WORK REQUEST: Beginning at the line that contains "Serialize everything readable", write out every line down to the end of the records, with both ends kept and nothing added.
START EXERCISE MATERIAL
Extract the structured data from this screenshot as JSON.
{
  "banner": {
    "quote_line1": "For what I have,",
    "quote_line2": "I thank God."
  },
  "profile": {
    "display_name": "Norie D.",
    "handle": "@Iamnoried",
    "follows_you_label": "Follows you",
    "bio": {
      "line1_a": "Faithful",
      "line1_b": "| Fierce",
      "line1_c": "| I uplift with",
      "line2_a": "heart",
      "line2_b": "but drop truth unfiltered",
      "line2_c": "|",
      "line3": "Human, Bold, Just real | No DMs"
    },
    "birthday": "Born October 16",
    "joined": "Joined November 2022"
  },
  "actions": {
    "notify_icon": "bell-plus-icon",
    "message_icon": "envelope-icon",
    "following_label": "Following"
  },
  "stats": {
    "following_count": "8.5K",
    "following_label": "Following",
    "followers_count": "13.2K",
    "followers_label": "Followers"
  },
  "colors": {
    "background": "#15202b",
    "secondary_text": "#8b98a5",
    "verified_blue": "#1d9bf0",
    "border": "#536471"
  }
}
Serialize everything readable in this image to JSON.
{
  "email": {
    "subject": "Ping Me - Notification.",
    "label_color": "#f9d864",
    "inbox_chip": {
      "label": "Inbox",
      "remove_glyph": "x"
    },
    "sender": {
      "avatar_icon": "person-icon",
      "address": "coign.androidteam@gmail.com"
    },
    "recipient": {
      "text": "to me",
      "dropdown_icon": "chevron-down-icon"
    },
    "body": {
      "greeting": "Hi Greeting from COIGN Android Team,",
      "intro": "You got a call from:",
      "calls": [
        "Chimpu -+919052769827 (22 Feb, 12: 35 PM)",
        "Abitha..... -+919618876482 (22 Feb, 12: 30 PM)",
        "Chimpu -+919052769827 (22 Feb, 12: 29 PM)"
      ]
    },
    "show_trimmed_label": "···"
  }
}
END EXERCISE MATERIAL
OUTPUT:
Serialize everything readable in this image to JSON.
{
  "email": {
    "subject": "Ping Me - Notification.",
    "label_color": "#f9d864",
    "inbox_chip": {
      "label": "Inbox",
      "remove_glyph": "x"
    },
    "sender": {
      "avatar_icon": "person-icon",
      "address": "coign.androidteam@gmail.com"
    },
    "recipient": {
      "text": "to me",
      "dropdown_icon": "chevron-down-icon"
    },
    "body": {
      "greeting": "Hi Greeting from COIGN Android Team,",
      "intro": "You got a call from:",
      "calls": [
        "Chimpu -+919052769827 (22 Feb, 12: 35 PM)",
        "Abitha..... -+919618876482 (22 Feb, 12: 30 PM)",
        "Chimpu -+919052769827 (22 Feb, 12: 29 PM)"
      ]
    },
    "show_trimmed_label": "···"
  }
}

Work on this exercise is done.